Web page and app entries
━━━━

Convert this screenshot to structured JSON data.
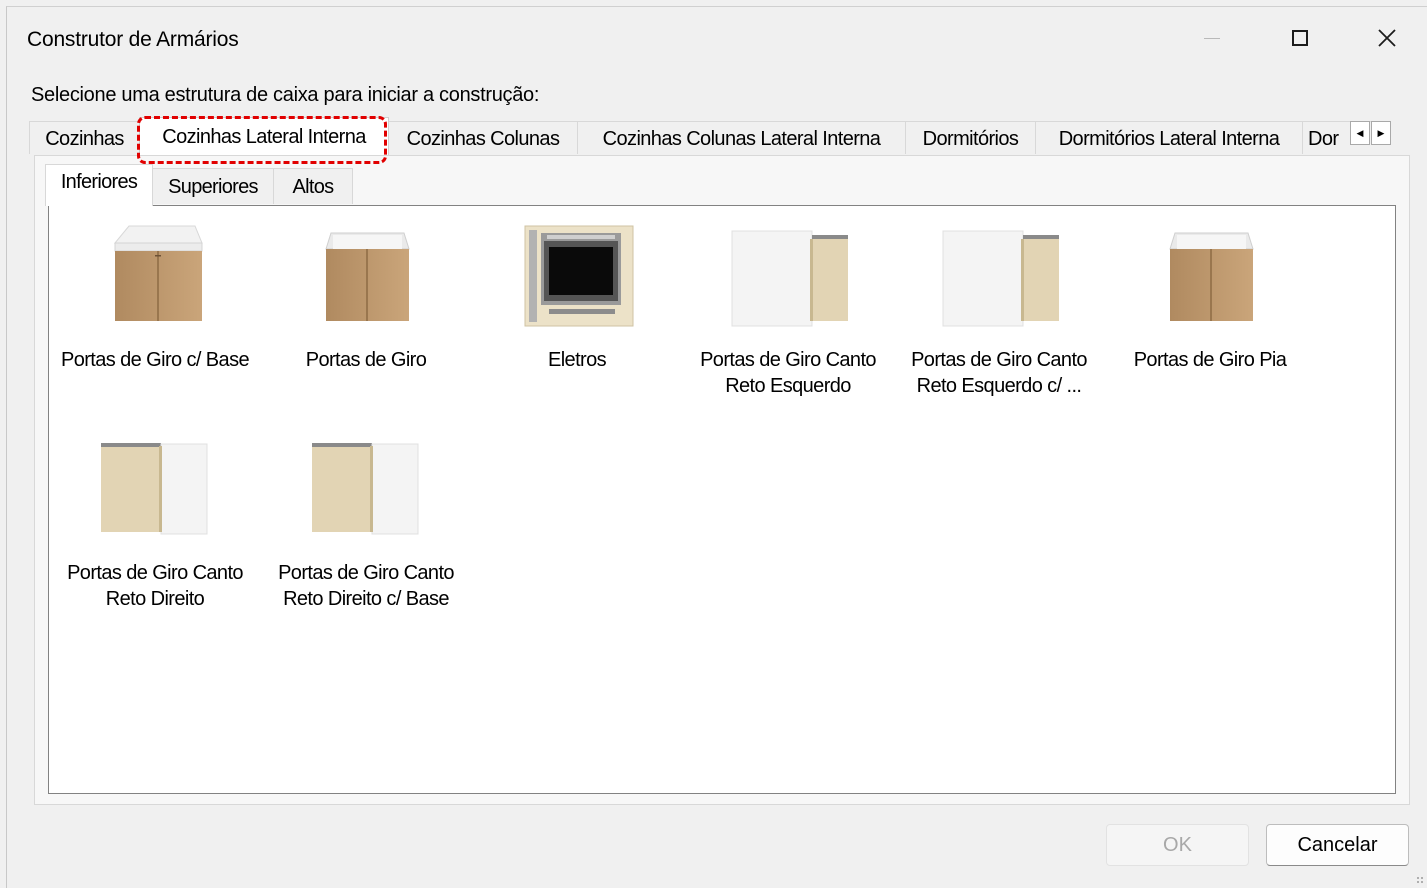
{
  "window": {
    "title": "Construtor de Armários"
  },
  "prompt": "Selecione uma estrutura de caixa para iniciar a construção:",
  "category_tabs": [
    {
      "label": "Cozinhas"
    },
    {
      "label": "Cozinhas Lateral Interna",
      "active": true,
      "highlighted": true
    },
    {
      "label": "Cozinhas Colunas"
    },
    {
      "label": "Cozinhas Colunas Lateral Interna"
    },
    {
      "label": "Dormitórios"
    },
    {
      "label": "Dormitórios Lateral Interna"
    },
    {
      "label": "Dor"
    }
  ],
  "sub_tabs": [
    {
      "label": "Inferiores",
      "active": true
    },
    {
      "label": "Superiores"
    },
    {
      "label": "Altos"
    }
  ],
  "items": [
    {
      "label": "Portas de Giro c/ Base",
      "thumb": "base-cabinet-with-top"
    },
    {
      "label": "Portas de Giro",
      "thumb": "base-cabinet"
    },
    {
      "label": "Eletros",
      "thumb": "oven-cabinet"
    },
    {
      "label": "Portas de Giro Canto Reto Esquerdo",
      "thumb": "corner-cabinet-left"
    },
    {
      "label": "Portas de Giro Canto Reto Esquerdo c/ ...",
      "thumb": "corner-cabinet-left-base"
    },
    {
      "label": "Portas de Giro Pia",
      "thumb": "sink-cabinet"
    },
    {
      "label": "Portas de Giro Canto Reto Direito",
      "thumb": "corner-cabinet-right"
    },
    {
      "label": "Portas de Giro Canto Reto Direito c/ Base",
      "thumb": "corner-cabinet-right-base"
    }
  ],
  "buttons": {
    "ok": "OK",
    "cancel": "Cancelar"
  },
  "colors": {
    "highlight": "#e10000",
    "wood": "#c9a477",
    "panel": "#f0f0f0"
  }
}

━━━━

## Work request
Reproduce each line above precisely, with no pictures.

## Written response
Convert this screenshot to structured JSON data.
{
  "window": {
    "title": "Construtor de Armários"
  },
  "prompt": "Selecione uma estrutura de caixa para iniciar a construção:",
  "category_tabs": [
    {
      "label": "Cozinhas"
    },
    {
      "label": "Cozinhas Lateral Interna",
      "active": true,
      "highlighted": true
    },
    {
      "label": "Cozinhas Colunas"
    },
    {
      "label": "Cozinhas Colunas Lateral Interna"
    },
    {
      "label": "Dormitórios"
    },
    {
      "label": "Dormitórios Lateral Interna"
    },
    {
      "label": "Dor"
    }
  ],
  "sub_tabs": [
    {
      "label": "Inferiores",
      "active": true
    },
    {
      "label": "Superiores"
    },
    {
      "label": "Altos"
    }
  ],
  "items": [
    {
      "label": "Portas de Giro c/ Base",
      "thumb": "base-cabinet-with-top"
    },
    {
      "label": "Portas de Giro",
      "thumb": "base-cabinet"
    },
    {
      "label": "Eletros",
      "thumb": "oven-cabinet"
    },
    {
      "label": "Portas de Giro Canto Reto Esquerdo",
      "thumb": "corner-cabinet-left"
    },
    {
      "label": "Portas de Giro Canto Reto Esquerdo c/ ...",
      "thumb": "corner-cabinet-left-base"
    },
    {
      "label": "Portas de Giro Pia",
      "thumb": "sink-cabinet"
    },
    {
      "label": "Portas de Giro Canto Reto Direito",
      "thumb": "corner-cabinet-right"
    },
    {
      "label": "Portas de Giro Canto Reto Direito c/ Base",
      "thumb": "corner-cabinet-right-base"
    }
  ],
  "buttons": {
    "ok": "OK",
    "cancel": "Cancelar"
  },
  "colors": {
    "highlight": "#e10000",
    "wood": "#c9a477",
    "panel": "#f0f0f0"
  }
}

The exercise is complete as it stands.